IE has, however, offered font embedding since IE4 via Embedded OpenType (.EOT), a font format that enables real fonts to be temporarily embedded in web pages. That is, the reader sees the font while reading the page, but cannot download (“steal”) the font afterwards. Microsoft has “grant[ed] to the W3C a perpetual, nonexclusive, royalty-free, world-wide right and license under any Microsoft copyrights on this contribution, to copy, publish and distribute the contribution under the W3C document licenses,” in hopes that EOT would thereby become a standard. But so far, only Microsoft’s own browsers support EOT.
Thus, as we consider integrating real fonts into our designs, we must navigate between browsers that support @font-face now (Safari), those that will do so soon (Opera, Chrome, Firefox), and the one that possibly never will (IE, with a dwindling but still overwhelming market share).
The person who figures out a designer-friendly solution to all this will either be hailed as a hero/heroine or get rich. Meanwhile, near-complete solutions of varying implementation difficulty exist. Read on:

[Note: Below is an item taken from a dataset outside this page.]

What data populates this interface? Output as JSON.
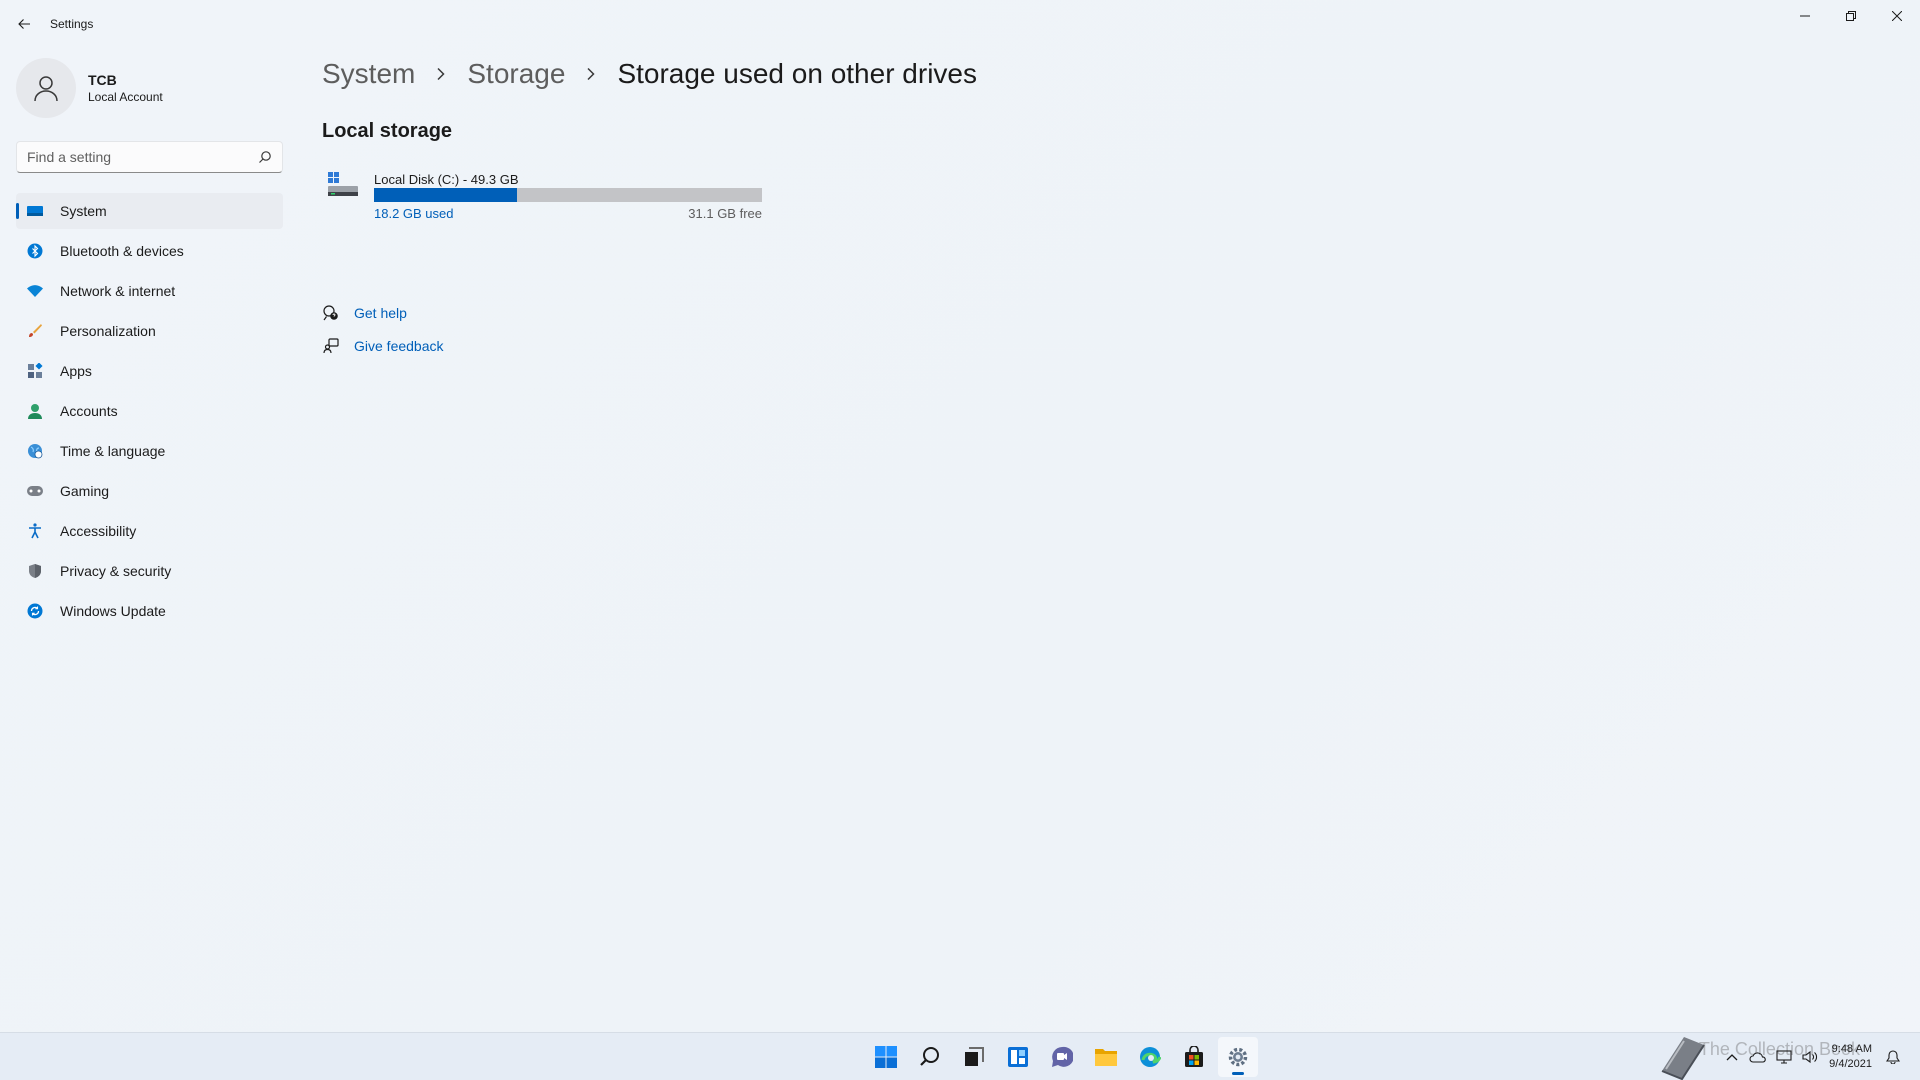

“Instead of making pictures of fonts, the actual font files can be linked to and retrieved from the web. This way, designers can use TrueType fonts without having to freeze the text as background images.” An introduction to @font-face by Håkon Wium Lie, father of CSS.
Is there life after Georgia? To understand issues surrounding web fonts from the type designer’s perspective, I interview David Berlow, co-founder of The Font Bureau, Inc, and the ﬁrst TrueType type designer.
Kilian Valkhof: “Everyone wants @font-face to work everywhere, but as it stands, it only works in Safari and the upcoming versions of Firefox and Opera. In this article I’ll show you how to use Cufón only if we can’t load the font through other, faster methods.”
Update May 28, 2009: Working with Jason Santa Maria, Jeff Veen’s company Small Batch Inc. introduces Typekit:
We’ve been working with foundries to develop a consistent web-only font linking license. We’ve built a technology platform that lets us to host both free and commercial fonts in a way that is incredibly fast, smoothes out differences in how browsers handle type, and offers the level of protection that type designers need without resorting to annoying and ineffective DRM.
Web Fonts, HTML 5 Roundup: Worthwhile reading on the hot new web font proposals, and on HTML 5/CSS 3 basics, plus a demo of advanced HTML 5 trickery. — 20 July 2009
Web Fonts Now, for real: David Berlow of The Font Bureau has proposed a Permissions Table for OpenType that can be implemented immediately to turn raw fonts into web fonts without any wrappers or other nonsense. If adopted, it will enable type designers to license their work for web use, and web designers to create pages that use real fonts via the CSS @font-face standard. — 16 July 2009